So where do I draw the line? Where do I start accepting “friend requests” from people I don’t really know? Maybe the answer is to send them to LinkedIn. I sort of wish there was a polite way to decline their “friend” invitation and refer them there instead.
Or maybe there could be a "back door" acceptance that just moves them your LinkedIn account.

Here's an idea... Someone should come up with the "Not so much" friends of Facebook or maybe add a function of Facebook so you can tag your friends, like you tag your bookmarks on That way, you could move all those people you really don't know, or maybe those people you sort of know, but don't really like, into specific folders so you get to choose what information you want to share with them. That way you can still keep in contact with them if the need should arise somewhere down the road. Now that site, I would not hesitate to sign up for!

Friday, February 13, 2009

Social Bookmarking - My New Google

Social Bookmarking is a new term for me. I am still trying to figure out what all I will use these pages for and which one(s) I will choose. First, there are so many from which to choose that making that decision is difficult. They all seem to be too similar to make any distinction besides a few minor functionality differences. Second, it seems a little creepy that other people can be spying on my surfing and saving of pages, I know I can make my bookmarks private, but will I remember to click that little button? And third, since this is still a fairly new concept to me, I think the full functionality of is still to be seen.

My first impressions on their usefulness are optimistic though. At their base, the first and foremost reason that anyone would want to use one of these sites is to be able to access your “Favorites” from any computer.
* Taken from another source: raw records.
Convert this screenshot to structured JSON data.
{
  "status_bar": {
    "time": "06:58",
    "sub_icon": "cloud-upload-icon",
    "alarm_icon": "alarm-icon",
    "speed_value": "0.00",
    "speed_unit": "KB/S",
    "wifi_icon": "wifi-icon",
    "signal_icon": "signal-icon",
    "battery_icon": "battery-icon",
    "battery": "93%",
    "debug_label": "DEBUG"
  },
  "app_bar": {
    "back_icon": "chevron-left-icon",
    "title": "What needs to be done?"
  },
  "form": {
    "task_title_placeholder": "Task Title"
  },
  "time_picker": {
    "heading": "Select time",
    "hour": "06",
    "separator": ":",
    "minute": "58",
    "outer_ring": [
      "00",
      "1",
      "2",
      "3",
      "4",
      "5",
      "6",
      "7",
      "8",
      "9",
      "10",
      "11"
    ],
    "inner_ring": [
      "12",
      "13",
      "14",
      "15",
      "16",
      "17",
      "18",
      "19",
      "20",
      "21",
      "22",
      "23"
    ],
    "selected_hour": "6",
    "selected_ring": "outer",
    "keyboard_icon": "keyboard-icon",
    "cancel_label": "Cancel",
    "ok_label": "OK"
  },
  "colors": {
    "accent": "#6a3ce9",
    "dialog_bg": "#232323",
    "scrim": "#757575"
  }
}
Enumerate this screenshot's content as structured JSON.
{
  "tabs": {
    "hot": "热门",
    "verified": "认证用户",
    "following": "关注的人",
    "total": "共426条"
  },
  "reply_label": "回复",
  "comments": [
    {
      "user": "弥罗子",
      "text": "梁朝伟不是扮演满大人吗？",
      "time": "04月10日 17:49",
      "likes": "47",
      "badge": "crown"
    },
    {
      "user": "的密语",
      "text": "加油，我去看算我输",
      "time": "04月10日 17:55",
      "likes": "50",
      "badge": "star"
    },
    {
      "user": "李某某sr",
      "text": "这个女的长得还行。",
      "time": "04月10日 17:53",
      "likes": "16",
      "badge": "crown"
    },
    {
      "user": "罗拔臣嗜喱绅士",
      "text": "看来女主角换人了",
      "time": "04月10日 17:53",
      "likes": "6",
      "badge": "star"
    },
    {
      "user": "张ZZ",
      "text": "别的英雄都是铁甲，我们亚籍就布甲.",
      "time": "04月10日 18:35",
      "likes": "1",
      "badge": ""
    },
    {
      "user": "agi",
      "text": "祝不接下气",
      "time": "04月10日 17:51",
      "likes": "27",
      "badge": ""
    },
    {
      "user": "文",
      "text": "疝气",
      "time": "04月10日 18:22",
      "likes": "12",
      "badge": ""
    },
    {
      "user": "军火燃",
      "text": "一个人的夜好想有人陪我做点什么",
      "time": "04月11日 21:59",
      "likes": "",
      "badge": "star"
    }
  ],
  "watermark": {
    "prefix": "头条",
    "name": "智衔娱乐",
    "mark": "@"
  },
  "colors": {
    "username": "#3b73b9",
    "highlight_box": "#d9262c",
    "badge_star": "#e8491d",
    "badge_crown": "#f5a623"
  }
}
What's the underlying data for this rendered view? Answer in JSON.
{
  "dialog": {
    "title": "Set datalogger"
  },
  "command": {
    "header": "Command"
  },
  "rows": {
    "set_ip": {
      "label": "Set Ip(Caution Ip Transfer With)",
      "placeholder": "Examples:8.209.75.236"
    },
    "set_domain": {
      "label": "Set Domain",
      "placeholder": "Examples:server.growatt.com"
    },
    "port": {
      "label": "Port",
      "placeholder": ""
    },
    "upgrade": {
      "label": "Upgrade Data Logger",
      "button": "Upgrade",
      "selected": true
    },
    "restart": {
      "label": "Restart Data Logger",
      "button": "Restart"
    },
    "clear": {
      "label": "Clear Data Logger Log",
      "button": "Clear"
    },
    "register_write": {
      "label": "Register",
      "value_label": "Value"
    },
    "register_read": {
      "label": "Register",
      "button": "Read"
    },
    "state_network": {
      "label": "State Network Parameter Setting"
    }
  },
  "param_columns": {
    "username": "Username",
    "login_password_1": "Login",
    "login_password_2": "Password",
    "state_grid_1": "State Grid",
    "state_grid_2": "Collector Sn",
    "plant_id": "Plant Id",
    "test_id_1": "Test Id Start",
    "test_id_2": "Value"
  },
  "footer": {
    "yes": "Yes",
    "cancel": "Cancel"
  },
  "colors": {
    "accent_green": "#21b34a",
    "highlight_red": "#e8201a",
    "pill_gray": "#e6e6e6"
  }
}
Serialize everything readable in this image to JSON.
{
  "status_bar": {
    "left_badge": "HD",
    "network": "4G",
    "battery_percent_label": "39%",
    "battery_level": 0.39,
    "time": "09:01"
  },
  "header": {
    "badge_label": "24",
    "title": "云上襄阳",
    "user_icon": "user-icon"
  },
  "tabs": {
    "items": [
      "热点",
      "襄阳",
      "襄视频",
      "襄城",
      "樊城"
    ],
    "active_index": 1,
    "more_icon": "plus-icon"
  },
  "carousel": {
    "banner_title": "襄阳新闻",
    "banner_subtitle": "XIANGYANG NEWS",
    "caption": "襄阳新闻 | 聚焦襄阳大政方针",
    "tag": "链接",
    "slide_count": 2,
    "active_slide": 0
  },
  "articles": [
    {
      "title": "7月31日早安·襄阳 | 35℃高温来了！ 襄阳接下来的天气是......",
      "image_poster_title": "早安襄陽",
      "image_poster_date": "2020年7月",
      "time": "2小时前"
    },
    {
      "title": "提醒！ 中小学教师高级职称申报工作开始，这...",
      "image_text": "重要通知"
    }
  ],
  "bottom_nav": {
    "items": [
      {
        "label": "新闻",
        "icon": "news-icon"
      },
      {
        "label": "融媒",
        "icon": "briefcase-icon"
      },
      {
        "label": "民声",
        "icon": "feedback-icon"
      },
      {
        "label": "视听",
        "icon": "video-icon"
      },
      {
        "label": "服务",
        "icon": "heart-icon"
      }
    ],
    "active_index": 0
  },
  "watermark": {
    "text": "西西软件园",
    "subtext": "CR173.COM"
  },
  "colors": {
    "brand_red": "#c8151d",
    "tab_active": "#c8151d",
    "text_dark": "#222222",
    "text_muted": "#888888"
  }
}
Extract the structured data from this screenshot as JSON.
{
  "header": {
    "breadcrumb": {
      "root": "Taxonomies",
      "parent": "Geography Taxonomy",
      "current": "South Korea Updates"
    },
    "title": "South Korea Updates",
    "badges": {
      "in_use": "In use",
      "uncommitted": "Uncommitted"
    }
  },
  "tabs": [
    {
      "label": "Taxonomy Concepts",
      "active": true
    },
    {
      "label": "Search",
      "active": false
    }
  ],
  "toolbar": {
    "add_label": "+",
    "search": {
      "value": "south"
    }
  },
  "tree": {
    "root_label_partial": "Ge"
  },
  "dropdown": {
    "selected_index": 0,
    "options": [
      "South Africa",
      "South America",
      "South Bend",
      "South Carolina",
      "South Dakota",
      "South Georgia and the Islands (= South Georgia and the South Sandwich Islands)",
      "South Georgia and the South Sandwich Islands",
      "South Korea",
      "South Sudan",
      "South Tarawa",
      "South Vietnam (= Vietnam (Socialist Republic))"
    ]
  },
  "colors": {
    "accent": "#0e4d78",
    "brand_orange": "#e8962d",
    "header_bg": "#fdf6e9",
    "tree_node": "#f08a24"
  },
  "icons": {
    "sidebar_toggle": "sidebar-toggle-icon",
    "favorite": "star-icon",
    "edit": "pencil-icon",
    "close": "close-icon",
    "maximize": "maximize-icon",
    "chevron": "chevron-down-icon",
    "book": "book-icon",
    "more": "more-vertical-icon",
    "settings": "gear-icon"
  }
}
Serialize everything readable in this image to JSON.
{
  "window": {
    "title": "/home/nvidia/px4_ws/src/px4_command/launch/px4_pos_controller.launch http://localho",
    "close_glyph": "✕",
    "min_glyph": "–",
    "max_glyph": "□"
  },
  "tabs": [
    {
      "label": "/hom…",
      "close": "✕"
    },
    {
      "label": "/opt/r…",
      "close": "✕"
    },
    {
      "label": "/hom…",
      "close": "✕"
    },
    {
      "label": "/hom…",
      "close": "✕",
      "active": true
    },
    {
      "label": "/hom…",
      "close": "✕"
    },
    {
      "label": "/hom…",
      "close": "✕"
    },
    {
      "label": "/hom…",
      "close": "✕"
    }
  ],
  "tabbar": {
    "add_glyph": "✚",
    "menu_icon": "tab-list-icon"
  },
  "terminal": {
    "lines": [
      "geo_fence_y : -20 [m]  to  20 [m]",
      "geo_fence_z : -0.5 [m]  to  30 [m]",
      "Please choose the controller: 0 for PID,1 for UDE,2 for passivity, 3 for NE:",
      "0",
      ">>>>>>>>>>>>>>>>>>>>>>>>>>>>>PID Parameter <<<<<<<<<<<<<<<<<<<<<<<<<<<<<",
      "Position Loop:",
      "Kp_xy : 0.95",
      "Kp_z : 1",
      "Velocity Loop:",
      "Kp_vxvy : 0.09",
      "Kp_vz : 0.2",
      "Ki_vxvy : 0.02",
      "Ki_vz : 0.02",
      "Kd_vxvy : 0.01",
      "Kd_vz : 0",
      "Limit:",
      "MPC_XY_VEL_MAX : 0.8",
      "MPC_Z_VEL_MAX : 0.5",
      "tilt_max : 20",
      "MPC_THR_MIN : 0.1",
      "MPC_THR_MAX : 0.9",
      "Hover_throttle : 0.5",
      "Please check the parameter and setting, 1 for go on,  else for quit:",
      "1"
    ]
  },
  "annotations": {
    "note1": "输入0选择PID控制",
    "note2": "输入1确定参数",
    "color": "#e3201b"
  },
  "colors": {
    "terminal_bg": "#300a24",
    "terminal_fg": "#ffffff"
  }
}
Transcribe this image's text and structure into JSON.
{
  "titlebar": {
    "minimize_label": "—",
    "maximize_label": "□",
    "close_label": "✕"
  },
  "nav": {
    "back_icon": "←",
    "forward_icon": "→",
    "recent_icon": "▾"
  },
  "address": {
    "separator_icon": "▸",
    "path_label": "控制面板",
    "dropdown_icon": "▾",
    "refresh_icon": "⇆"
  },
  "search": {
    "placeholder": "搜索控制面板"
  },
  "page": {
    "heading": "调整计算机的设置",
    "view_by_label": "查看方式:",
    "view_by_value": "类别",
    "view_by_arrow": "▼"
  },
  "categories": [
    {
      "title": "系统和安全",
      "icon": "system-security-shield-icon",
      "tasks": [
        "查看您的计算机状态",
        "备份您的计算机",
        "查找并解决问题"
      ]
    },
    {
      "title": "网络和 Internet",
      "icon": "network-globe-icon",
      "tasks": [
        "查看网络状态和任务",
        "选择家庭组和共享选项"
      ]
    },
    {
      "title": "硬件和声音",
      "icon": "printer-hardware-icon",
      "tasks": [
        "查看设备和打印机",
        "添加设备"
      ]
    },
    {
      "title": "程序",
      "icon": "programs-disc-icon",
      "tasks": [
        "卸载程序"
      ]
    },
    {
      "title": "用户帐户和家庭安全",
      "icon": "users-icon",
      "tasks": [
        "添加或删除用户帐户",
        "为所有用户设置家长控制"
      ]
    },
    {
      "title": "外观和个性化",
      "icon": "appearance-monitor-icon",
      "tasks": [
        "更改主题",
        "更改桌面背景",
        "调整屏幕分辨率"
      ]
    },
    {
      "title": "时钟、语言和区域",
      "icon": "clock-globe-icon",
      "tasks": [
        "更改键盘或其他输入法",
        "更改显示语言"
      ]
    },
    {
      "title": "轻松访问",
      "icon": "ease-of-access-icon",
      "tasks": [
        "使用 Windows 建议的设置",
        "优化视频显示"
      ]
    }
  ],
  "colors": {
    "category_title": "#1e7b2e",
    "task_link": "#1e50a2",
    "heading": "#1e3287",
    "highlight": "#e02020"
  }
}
Social bookmarking is the way to solve several problems that can arise from keeping your “Favorites” on just one computer. Have you ever been at a friends’ house and wanted to show them a new site you had found or an article you had come across, but couldn’t remember where it was? Have you ever had a computer crash and were not able to retrieve all of your data, namely your “Favorites”? (If this hasn’t happened to you, beware, it probably will someday.) Have you worked on a project or paper that required doing research online? You probably browsed a million sites, but didn’t want to mark them all as your favorites. Or have you been at a friends house, surfing and found a site you really like? Social bookmarking is a way to store all of these sites, without having to remember what they are, write them down, or have a drop down list a mile long.

Another use for these sites is research. When you Google a topic, you are at the mercy of Google’s random search abilities or the price tag of a company’s desire to be placed at the top of a search list. With these social bookmarking sites, you can do a search, the same as you would with Google, but you get the wisdom of the membership base, versus the revenue generator that Google uses to push companies to the top of the search list.

The “Perfect Match” exercise wasn’t really for us to find some random person for the sake of finding our “Perfect Match”, but rather a way to help with researching a topic or finding someone with similar interests. By utilizing the tag clouds of people with similar interests, you can use them to help you do your searching on topics of interest that they share. When you find that “Perfect Match”, it is sort of like having someone else do your research for you.

Even if you aren’t doing research, if you find someone with similar interests, you can use them as a filter for articles you might be interested in or sites you may want to check out. It’s like having a friend tell you about a great new site they found, except that you really don't know the friend, just their tag cloud.

The biggest decision I have now is which one do I choose? In reading the article by Michael Pick and comparing the sites, I have at least narrowed it down to 2 ( and digg,com) with a standby backup ( if neither of these suits my taste.

I think the distinction, between the first two at least, is that I will use one for work, school, and research ( and use the other for more personal things ( and if I feel like randomly (sort of) searching for articles, then I’ll try my luck with